for companies and their supervisorsinternship and graduation

4 Research component of internships and graduation projects

In higher professional education, research has a crucial role. A consensus is gradually being reached when it comes to the position and form of research. The research component within the HBO-ICT programmes is positioned and executed as practice-oriented research. This can be defined as “the methodical answering of questions which will result in the relevant knowledge for the manufacture of professional products” (Andriessen, 2014).

Practice-oriented research aims at supplying an immediate contribution to professional practice. Such a process results in useful, new knowledge for the project. This is different from the more traditional academic research. That type of research often formulates critical business issues at a higher, more abstract level.

Practice-oriented research is aimed at addressing practical issues and realisation of professional products. It is directly related to the internship or graduation project assignment. After all, we want to train professionals to be capable of working methodically and from a research-oriented perspective to make and be accountable for new relevant products for professional practice. Our goal is also to instil a methodical manner of working in our students in such a way that they no longer speak of performing practice-oriented research but instead have a thoroughly developed investigative approach. All of the higher professional education internships and graduation projects are consistent with this.
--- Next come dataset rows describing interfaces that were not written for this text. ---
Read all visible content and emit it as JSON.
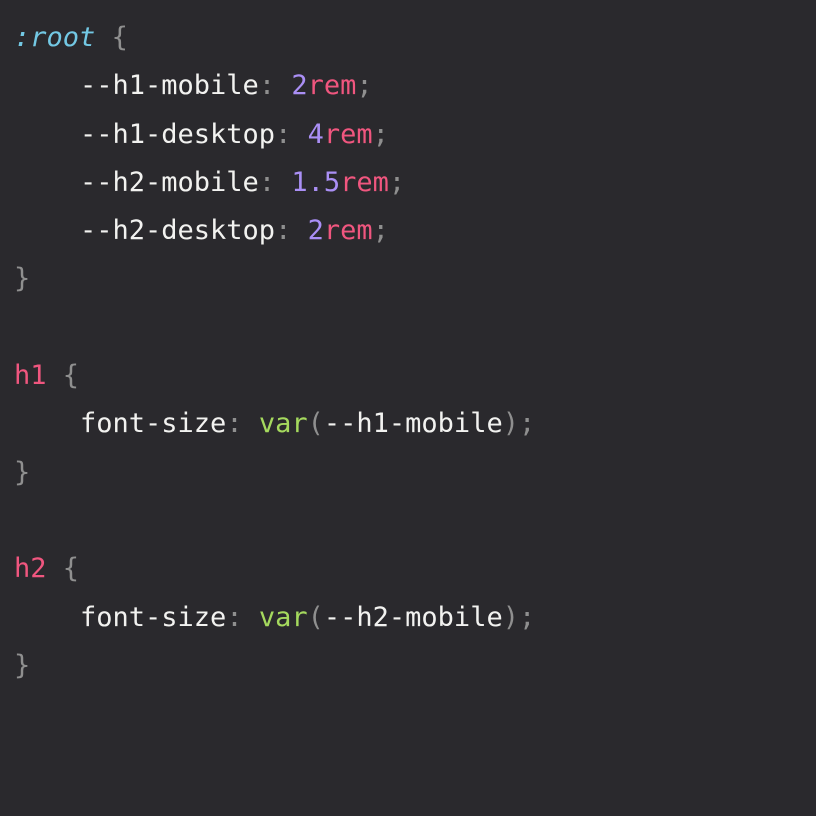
{
  "colors": {
    "background": "#2a292d",
    "pseudo_selector": "#73c8e4",
    "punctuation": "#8f8f8f",
    "property": "#f2f2f0",
    "number": "#aa8ff5",
    "unit_and_tag": "#f0567f",
    "function": "#a5d95e"
  },
  "code": {
    "root_rule": {
      "selector_colon": ":",
      "selector_name": "root",
      "open_brace": "{",
      "close_brace": "}",
      "declarations": [
        {
          "property": "--h1-mobile",
          "number": "2",
          "unit": "rem"
        },
        {
          "property": "--h1-desktop",
          "number": "4",
          "unit": "rem"
        },
        {
          "property": "--h2-mobile",
          "number": "1.5",
          "unit": "rem"
        },
        {
          "property": "--h2-desktop",
          "number": "2",
          "unit": "rem"
        }
      ]
    },
    "h1_rule": {
      "selector": "h1",
      "open_brace": "{",
      "close_brace": "}",
      "property": "font-size",
      "function": "var",
      "argument": "--h1-mobile"
    },
    "h2_rule": {
      "selector": "h2",
      "open_brace": "{",
      "close_brace": "}",
      "property": "font-size",
      "function": "var",
      "argument": "--h2-mobile"
    },
    "colon": ":",
    "semicolon": ";",
    "open_paren": "(",
    "close_paren": ")"
  }
}
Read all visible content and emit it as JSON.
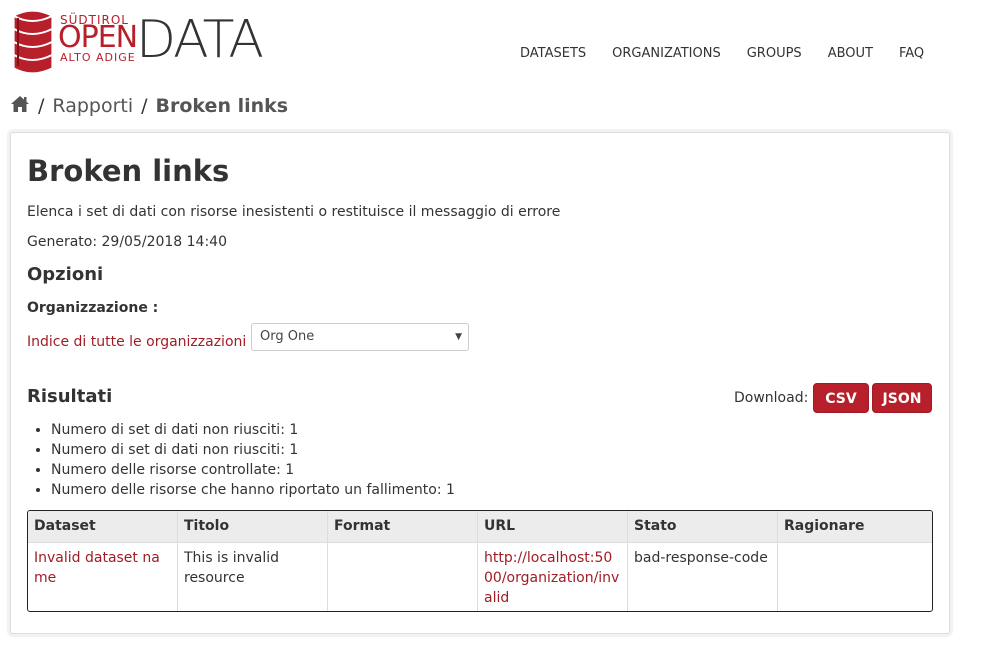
{
  "brand": {
    "logo_top_text": "SÜDTIROL",
    "logo_open_text": "OPEN",
    "logo_bottom_text": "ALTO ADIGE",
    "logo_data_text": "DATA",
    "accent_color": "#b7202b"
  },
  "nav": {
    "items": [
      "DATASETS",
      "ORGANIZATIONS",
      "GROUPS",
      "ABOUT",
      "FAQ"
    ]
  },
  "breadcrumb": {
    "home_icon": "home-icon",
    "separator": "/",
    "items": [
      "Rapporti",
      "Broken links"
    ]
  },
  "report": {
    "title": "Broken links",
    "description": "Elenca i set di dati con risorse inesistenti o restituisce il messaggio di errore",
    "generated": "Generato: 29/05/2018 14:40",
    "options_heading": "Opzioni",
    "organization_label": "Organizzazione :",
    "organization_index_link": "Indice di tutte le organizzazioni",
    "organization_selected": "Org One",
    "results_heading": "Risultati",
    "download_label": "Download:",
    "download_buttons": [
      "CSV",
      "JSON"
    ],
    "summary": [
      "Numero di set di dati non riusciti: 1",
      "Numero di set di dati non riusciti: 1",
      "Numero delle risorse controllate: 1",
      "Numero delle risorse che hanno riportato un fallimento: 1"
    ]
  },
  "table": {
    "columns": [
      "Dataset",
      "Titolo",
      "Format",
      "URL",
      "Stato",
      "Ragionare"
    ],
    "rows": [
      {
        "dataset": "Invalid dataset name",
        "title": "This is invalid resource",
        "format": "",
        "url": "http://localhost:5000/organization/invalid",
        "status": "bad-response-code",
        "reason": ""
      }
    ]
  }
}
What does this mean in specific terms for the internship or graduation project?

We consider the graduation project as a live performance in which the student strives for a relevant result in professional practice by way of methodical work and an investigative approach in the form of an implementation, realisation or advisory, for which he or she can also provide argumentation. It is therefore vital that a graduation project has cause for practice-oriented research or a reason for the student to apply his her investigative approach.

Basically, this means that a graduation project should be based on a question, opportunity, a challenge or a critical issue in the practices of the company that provides the internship. That question, or the cluster of correlating questions, is of such scale and complexity that it merits that graduation project. This graduation merit is instilled, secured and monitored during the first three phases of the graduation project which involves the graduation project coordinator, the student, the company and the instructor-supervisor.

After the assignment has been registered via the Fontys website, the graduation project coordinator is up first. Besides assessing whether the assignment is of sufficient size, complexity and at the right academic level for the student, the graduation project coordinator will also assess whether the assignment gives rise to practice-oriented research within the domain of ICT (and more specifically, the student’s chosen main study programme or specialisation) which can be carried out within the company context. The graduation project coordinator assesses, in fact, whether the assignment can grow to become a full-fledged final graduation project. It’s then the student’s turn to enter into discussion with the company about the detailed content and definitive form of the assignment. This will result in drafting of a discussion form in which the student further clarifies the assignment in consultation with the company. The discussion form is then offered to the graduation project coordinator who will assess it together with an instructor who is an expert in the field and they, in turn, will provide the student with feedback. In most cases, after consultation with the company, the student will revise the form and be given approval. The student can then begin with the orientation phase of the project. In this phase, the approved assignment is developed in detail to form a project plan. This project plan is then reviewed by the student supervisor, and, if necessary, also discussed at the first visit to the company (around week 4 or 5). The research and the investigative approach that the student adopts during his/her internship is not limited to just one stage but shall cover the entire course of graduation project/internship. The student has, by this time, become familiar with this methodology because he/she has already completed a number of workshops in this area of research. For this, we utilise the research framework (Turnhout, et al., 2013) in which the following research strategies are defined:

  • Workplace: Something new is being developed (a prototype, for example) to explore new ways or to validate a solution
  • Field: Information is gathered from the “field” surrounding the application domain. This is usually done at the company where the research takes place. Methods applied may include interviews and surveys.
  • Lab: In this strategy, an aspact of the solution is being tested. This will always involve measurements to ensure the appropriateness of the chosen solution
  • Showroom: Aim of this strategy is to position your own solution against other solutions. An example is, to put your own solution next to other existing solutions and have your client decide to choose your proposed solution.
  • Library: In this strategy we are looking for available work (i.e. research in literature), that can be the base for an innovative solution.